By Gary Robertson
CHARLOTTESVILLE, Va. (Reuters) - The University of Virginia student who fabricated a gang rape story published in Rolling Stone got a tattoo to commemorate the supposed assault and her ability to overcome it, the story's reporter testified on Friday.
News of the tattoo came to light as former Rolling Stone reporter Sabrina Rubin Erdely testified for the third day in a $7.9 million federal defamation suit filed against the magazine by former University of Virginia Associate Dean Nicole Eramo.
After a recorded interview that Erdely had with the woman was played for the jury, Erdely said that the woman had lifted up her dress to show the tattoo, a female symbol with a fist on a rose.
“She wanted the tattoo to memorialize the rape and her ability to overcome it,” Erdely testified in U.S. District Court.
"Did it ever occur to you that somebody would get a tattoo to memorialize something that never occurred?” asked defense attorney Scott Sexton.
"Never,” Erdely said. She said the woman, who is named only as "Jackie" in the story and at the trial, always vividly described details of the reported 2012 assault at a fraternity house.
The 2014 story, "A Rape on Campus," set off protests and debate about rape on college campuses. Rolling Stone retracted the article in April 2015, and an investigation by Charlottesville police found that the attack never occurred.
Eramo has accused the magazine of painting her as the villain in the story. She and university administrators were criticized in it for not taking stronger action to support victims of sexual violence.
Defense attorneys have said that as a public figure, Eramo could constitutionally be subject to criticism. They also have said Erdely, her editor and Rolling Stone believed in Jackie’s credibility.
Attorneys representing Eramo, who is now in an administrative role, have contended that Erdely and her editors never verified key elements of the story.
Jackie’s video deposition has yet to be heard by the jury.
While the incident depicted in the story never occurred, sex assaults remain a major concern on U.S. college campuses. Some reports estimate that one in five female students will be victims of sex assault during their college years.

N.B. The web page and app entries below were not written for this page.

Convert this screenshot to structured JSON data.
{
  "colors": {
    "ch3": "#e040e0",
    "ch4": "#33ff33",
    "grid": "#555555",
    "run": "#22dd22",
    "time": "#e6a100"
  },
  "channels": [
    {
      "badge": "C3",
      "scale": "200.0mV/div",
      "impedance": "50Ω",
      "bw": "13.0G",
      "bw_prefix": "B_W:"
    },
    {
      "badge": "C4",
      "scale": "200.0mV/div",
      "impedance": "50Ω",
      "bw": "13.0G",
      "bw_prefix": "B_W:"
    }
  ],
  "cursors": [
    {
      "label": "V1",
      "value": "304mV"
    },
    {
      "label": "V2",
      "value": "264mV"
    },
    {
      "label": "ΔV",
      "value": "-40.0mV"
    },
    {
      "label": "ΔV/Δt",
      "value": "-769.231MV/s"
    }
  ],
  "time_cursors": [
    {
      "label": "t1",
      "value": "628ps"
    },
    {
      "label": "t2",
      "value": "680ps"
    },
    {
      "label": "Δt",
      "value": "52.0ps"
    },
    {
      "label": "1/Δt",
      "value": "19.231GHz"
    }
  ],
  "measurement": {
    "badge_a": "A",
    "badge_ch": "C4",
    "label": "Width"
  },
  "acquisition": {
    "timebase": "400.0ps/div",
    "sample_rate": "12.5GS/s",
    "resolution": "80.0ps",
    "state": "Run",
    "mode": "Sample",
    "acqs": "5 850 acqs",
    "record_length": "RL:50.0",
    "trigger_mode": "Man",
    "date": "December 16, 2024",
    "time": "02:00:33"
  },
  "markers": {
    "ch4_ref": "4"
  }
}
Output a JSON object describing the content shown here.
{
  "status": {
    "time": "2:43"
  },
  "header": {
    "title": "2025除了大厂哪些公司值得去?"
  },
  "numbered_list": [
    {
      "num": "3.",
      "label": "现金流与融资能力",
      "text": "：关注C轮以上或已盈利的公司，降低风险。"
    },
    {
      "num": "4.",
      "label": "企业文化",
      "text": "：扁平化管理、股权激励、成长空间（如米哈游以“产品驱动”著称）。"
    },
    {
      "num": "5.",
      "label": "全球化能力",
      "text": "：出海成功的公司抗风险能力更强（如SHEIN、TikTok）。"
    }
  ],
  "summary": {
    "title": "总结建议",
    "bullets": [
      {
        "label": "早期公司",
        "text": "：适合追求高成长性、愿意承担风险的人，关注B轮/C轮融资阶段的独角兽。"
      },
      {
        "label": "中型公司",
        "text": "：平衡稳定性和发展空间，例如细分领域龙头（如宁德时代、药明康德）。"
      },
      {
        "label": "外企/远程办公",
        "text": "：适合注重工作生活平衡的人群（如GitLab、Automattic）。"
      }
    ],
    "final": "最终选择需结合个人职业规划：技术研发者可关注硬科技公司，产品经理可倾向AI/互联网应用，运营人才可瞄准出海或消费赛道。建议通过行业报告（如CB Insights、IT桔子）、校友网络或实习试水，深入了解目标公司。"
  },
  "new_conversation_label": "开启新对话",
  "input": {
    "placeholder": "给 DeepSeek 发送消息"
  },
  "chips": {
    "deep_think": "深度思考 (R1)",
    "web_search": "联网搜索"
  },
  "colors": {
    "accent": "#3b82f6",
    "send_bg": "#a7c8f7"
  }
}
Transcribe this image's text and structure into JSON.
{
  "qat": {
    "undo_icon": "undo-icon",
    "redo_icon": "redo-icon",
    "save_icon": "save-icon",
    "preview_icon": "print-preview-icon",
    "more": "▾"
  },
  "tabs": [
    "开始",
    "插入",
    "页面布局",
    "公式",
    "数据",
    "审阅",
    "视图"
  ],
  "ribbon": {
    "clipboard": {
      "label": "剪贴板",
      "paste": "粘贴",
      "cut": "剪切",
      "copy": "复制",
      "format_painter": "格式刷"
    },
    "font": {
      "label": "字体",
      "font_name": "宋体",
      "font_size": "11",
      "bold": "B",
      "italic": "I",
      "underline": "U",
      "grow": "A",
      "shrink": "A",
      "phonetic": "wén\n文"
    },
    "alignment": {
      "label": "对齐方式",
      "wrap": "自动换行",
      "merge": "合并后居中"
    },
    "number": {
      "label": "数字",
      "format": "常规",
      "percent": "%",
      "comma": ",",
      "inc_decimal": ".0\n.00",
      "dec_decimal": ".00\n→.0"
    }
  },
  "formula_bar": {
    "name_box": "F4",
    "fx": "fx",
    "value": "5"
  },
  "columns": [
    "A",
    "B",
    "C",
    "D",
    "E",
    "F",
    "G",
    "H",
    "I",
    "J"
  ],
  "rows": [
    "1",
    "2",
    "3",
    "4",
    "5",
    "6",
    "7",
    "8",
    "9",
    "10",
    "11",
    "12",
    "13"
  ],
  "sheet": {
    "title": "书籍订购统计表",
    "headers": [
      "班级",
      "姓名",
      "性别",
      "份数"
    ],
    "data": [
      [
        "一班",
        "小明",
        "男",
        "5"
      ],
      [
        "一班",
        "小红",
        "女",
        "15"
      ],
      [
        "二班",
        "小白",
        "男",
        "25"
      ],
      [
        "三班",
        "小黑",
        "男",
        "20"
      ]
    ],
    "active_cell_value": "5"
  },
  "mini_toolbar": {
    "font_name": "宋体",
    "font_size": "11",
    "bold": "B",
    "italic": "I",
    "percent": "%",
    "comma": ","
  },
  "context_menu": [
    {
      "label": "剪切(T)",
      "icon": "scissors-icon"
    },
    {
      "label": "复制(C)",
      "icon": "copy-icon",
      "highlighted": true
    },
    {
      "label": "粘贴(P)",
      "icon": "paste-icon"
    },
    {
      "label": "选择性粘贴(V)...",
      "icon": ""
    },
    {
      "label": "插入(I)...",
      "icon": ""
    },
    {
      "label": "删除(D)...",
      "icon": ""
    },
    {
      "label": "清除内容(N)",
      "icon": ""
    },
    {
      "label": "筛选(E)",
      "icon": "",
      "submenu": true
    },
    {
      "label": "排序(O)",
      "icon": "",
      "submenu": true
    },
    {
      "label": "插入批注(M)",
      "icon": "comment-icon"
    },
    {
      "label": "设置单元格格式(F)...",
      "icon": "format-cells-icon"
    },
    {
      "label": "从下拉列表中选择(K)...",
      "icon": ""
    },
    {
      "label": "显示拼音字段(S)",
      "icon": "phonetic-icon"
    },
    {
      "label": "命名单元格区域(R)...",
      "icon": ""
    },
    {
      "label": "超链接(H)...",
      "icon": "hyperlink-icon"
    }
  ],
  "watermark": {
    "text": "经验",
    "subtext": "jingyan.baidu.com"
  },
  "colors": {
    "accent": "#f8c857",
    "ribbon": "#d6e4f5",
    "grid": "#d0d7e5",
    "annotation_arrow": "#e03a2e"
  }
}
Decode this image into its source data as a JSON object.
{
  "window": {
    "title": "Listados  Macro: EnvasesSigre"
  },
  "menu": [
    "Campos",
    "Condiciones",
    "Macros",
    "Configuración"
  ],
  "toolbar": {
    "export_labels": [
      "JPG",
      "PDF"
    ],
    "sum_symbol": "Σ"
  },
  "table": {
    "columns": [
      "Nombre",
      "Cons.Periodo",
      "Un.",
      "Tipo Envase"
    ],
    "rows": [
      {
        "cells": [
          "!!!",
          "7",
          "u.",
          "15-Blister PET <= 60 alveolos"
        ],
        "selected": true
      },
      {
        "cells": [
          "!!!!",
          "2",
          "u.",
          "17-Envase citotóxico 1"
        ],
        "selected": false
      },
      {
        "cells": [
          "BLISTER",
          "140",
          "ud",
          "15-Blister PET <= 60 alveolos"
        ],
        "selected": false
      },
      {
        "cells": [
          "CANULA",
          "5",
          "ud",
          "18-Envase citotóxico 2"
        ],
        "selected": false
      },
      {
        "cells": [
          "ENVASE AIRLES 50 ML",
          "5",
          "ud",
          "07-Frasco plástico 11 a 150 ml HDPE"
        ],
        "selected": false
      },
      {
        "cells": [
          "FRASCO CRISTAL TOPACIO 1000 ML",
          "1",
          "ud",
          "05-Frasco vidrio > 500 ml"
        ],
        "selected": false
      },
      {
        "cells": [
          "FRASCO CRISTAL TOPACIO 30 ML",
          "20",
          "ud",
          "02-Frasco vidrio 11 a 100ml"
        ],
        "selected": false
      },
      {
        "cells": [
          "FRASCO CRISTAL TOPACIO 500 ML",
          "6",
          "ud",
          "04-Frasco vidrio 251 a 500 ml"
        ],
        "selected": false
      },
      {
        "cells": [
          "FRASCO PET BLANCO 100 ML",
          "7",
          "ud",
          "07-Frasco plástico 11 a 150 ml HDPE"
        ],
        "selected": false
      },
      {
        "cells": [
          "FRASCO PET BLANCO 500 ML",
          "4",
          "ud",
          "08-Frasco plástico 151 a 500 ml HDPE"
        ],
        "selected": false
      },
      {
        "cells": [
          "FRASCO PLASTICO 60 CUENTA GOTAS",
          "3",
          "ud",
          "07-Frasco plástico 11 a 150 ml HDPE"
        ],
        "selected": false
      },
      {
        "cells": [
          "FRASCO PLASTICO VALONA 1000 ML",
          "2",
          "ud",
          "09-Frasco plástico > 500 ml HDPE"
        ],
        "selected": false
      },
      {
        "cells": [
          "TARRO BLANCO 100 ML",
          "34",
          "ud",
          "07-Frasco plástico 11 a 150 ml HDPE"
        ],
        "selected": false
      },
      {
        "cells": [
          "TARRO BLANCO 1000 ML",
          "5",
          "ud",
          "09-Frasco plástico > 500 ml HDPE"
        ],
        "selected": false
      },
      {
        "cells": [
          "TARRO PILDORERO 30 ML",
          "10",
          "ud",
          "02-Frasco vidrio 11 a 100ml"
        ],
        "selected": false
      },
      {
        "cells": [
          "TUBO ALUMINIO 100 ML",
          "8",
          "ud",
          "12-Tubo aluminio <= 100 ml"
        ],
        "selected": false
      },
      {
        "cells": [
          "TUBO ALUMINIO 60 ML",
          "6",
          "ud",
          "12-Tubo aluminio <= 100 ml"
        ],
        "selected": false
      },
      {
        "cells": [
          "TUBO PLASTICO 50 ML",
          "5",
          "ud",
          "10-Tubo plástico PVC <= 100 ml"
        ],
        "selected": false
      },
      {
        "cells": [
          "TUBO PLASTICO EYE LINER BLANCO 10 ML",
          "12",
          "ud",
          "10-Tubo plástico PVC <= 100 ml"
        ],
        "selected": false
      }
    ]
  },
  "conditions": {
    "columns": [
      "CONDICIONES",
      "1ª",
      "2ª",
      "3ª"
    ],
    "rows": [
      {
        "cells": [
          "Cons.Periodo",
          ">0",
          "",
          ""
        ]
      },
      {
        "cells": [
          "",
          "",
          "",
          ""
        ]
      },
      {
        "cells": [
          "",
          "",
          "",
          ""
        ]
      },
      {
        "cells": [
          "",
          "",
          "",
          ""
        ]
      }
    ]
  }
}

The lawsuit also names Rolling Stone's owner, Wenner Media, and author, Sabrina Rubin Erdely, as defendants. The trial is expected to continue through next week.
(Editing by Ian Simpson and Andrew Hay)